Start of Source data

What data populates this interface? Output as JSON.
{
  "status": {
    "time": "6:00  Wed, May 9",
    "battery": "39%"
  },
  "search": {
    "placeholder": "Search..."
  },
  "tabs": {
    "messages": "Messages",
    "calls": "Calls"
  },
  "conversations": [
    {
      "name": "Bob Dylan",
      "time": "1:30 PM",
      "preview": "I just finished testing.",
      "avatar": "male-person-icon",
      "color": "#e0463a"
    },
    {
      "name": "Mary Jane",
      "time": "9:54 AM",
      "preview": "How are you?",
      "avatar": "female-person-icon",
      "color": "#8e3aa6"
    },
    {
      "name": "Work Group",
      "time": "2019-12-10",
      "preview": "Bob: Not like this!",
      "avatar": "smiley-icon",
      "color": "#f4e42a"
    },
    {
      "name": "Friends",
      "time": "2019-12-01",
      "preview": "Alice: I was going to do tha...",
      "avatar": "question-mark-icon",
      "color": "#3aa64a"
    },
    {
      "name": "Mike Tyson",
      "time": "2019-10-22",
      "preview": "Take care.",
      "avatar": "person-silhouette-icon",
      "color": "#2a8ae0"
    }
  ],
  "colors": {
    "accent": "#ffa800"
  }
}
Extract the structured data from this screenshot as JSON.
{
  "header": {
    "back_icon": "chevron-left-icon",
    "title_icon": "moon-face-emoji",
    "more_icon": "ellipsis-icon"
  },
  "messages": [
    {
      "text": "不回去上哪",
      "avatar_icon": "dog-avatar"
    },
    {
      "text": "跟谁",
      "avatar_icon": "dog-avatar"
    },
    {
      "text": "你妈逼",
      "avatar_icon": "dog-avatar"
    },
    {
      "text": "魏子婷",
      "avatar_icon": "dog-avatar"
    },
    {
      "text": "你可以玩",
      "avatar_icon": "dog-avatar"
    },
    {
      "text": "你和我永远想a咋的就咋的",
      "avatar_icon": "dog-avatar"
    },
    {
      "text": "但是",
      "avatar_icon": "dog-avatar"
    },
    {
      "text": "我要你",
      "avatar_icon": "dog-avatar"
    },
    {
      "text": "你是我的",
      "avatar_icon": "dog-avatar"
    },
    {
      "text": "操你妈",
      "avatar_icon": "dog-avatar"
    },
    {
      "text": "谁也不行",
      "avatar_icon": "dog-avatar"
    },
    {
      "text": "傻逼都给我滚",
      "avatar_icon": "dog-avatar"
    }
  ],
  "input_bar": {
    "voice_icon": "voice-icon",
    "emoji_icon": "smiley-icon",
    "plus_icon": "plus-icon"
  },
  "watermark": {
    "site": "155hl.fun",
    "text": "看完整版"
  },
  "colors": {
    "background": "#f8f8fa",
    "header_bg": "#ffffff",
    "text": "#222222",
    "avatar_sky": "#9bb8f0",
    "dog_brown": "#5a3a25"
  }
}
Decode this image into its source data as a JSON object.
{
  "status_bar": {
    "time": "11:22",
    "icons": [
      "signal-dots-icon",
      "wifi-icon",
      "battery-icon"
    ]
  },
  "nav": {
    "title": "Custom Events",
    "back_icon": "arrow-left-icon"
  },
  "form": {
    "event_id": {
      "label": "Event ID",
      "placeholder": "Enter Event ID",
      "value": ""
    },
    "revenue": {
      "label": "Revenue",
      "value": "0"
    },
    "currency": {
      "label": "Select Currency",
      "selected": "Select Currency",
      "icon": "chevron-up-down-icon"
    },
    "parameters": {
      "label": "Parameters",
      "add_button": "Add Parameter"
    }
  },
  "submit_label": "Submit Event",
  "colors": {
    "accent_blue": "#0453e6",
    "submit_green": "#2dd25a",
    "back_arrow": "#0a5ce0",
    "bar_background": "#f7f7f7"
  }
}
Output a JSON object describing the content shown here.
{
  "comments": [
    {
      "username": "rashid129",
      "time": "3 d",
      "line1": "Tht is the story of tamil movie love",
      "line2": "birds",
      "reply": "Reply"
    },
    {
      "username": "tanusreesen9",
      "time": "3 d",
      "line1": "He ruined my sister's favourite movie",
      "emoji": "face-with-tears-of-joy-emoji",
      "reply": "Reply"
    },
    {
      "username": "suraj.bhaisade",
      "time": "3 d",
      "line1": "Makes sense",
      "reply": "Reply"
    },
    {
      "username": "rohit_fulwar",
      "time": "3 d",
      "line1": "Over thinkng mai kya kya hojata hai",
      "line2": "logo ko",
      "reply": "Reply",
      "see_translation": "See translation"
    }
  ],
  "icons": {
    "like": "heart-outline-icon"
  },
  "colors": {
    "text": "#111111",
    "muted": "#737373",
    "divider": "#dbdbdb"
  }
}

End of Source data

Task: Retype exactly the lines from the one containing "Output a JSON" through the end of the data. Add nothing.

Result of the task:
Output a JSON object describing the content shown here.
{
  "comments": [
    {
      "username": "rashid129",
      "time": "3 d",
      "line1": "Tht is the story of tamil movie love",
      "line2": "birds",
      "reply": "Reply"
    },
    {
      "username": "tanusreesen9",
      "time": "3 d",
      "line1": "He ruined my sister's favourite movie",
      "emoji": "face-with-tears-of-joy-emoji",
      "reply": "Reply"
    },
    {
      "username": "suraj.bhaisade",
      "time": "3 d",
      "line1": "Makes sense",
      "reply": "Reply"
    },
    {
      "username": "rohit_fulwar",
      "time": "3 d",
      "line1": "Over thinkng mai kya kya hojata hai",
      "line2": "logo ko",
      "reply": "Reply",
      "see_translation": "See translation"
    }
  ],
  "icons": {
    "like": "heart-outline-icon"
  },
  "colors": {
    "text": "#111111",
    "muted": "#737373",
    "divider": "#dbdbdb"
  }
}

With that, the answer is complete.